Meet the Hearsay Team: Introducing Jordan Eldredge, Software Engineer
October 28, 2016
We hear all the time from our customers, partners and visitors that Hearsay employees are one-of-a-kind (in a good way!), and we couldn’t agree more. From Ironman athletes to classically trained opera singers to letterpress printers, the folks who make up Hearsay have different, interesting and often surprising backgrounds, skills and hobbies. We think it’s time to let the rest of the world know.
In our new monthly “Meet the Hearsay Team” employee spotlight series, get an inside look at the people who work tirelessly behind the scenes to ensure our customers’ success.
For our inaugural profile, we’re excited to introduce Jordan Eldredge on our engineering team. Jordan was even kind enough to record a special #HSonAir podcast with Victor Gaxiola (@victorgaxiola), where they jam about music, computer programming and what makes Hearsay so awesome.
What’s your role at Hearsay?
What led you to become an engineer?
I never formally studied programming or computer science. In high school, I collected opera recordings (nerd alert!) and eventually grew frustrated at the tools available to organize my collection. For example, iTunes does not offer a way to notate who conducted a specific recording. To scratch my own itch, I started writing some software to help me keep my files organized, and learned web programming (quite by accident) in the process.
After college, I used the skills I developed from my side projects to get work as a freelance web developer. I freelanced for five years and then realized I was plateauing. Working by myself, I wasn’t able to learn at the rate I wanted to be learning.
So, with my wife’s encouragement, I gave notice to all my clients and started looking for a full-time job.
What attracted you to Hearsay?
Coincidentally, right around that time, a friend of mine who worked at Hearsay reached out to see if I was looking for a job. The timing was perfect. Through the interview process I got the impression that Hearsay would be a perfect place to work with smart engineers from whom I could learn. Two years later, I can confirm that initial impression!
What Hearsay value do you embrace the most?
The Hearsay value that resonates with me the most is “always be learning.” I love the fact that every day when I come into work, I get to work on a problem to which I don’t know the answer. This means that I am constantly investing in myself and every day I’m a better engineer than I was the day before.
What’s the best piece of advice you’ve ever been given?
As a kid, whenever I wanted something that I couldn’t afford, my dad would always insist that I could make it myself. I remember a time in elementary school when pogs were all the rage.
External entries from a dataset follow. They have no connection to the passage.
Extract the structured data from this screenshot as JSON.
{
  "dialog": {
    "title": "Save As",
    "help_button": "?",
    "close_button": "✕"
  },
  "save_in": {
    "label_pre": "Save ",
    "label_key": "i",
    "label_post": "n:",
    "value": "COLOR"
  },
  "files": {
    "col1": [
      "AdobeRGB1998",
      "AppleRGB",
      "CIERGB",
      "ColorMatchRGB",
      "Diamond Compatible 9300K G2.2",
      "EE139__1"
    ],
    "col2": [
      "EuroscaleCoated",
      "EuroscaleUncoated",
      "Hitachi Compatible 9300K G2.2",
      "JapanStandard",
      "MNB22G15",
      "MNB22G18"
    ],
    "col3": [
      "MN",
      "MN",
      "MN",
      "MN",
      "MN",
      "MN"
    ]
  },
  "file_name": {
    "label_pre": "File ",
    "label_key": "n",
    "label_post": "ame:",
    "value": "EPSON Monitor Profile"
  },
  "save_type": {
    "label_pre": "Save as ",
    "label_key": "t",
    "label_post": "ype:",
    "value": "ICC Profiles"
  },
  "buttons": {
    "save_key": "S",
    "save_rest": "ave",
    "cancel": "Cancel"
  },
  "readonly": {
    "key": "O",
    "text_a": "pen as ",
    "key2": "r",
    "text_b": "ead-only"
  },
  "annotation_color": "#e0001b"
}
I really wanted to get a “slammer,” but didn’t have the money. My dad insisted that the “store bought” versions were overpriced for what’s really just a piece of metal. He took me to the junkyard where I acquired a massive 10-pound chunk of iron. My friend’s pogs were destroyed and there’s still a massive divot in the pavement of my elementary school’s playground from that fateful day.
If you had to plan a spontaneous trip for this weekend, where and what would it be?
I once read a blog post which advocated for taking a “codecation” where you take a trip with a fellow programmer, spend most of your time coding, and try to ship something. I’d love to give that a try!
If you could live anywhere in the world, which country would you choose?
While studying music in college, I fell in love with the German “Lieder” composers Schubert and Schumann and the poets whose poetry they used as the text for their songs. Their settings of the poets Heine and Goethe awoke in me a connection with German language and culture that felt almost ancestral. If given the opportunity, I would love to live in Germany.
What’s your greatest accomplishment to date?
Marrying my wife, Chelsea, and raising my daughter, Elizabeth. However, that feels so obvious that it’s kinda a cop-out answer.
- Hacker News
- The newsletter of the W3C (the main international standards organization for the World Wide Web)
- A tweet by one of the original developers of Winamp
- The French newspaper Le Monde: Winamp en HTML
Thanks, Jordan! Tune in next month to learn more about the people behind the scenes at Hearsay. In the meantime, connect with Jordan:
Interested in being part of the Hearsay team? Check out our career openings around the world.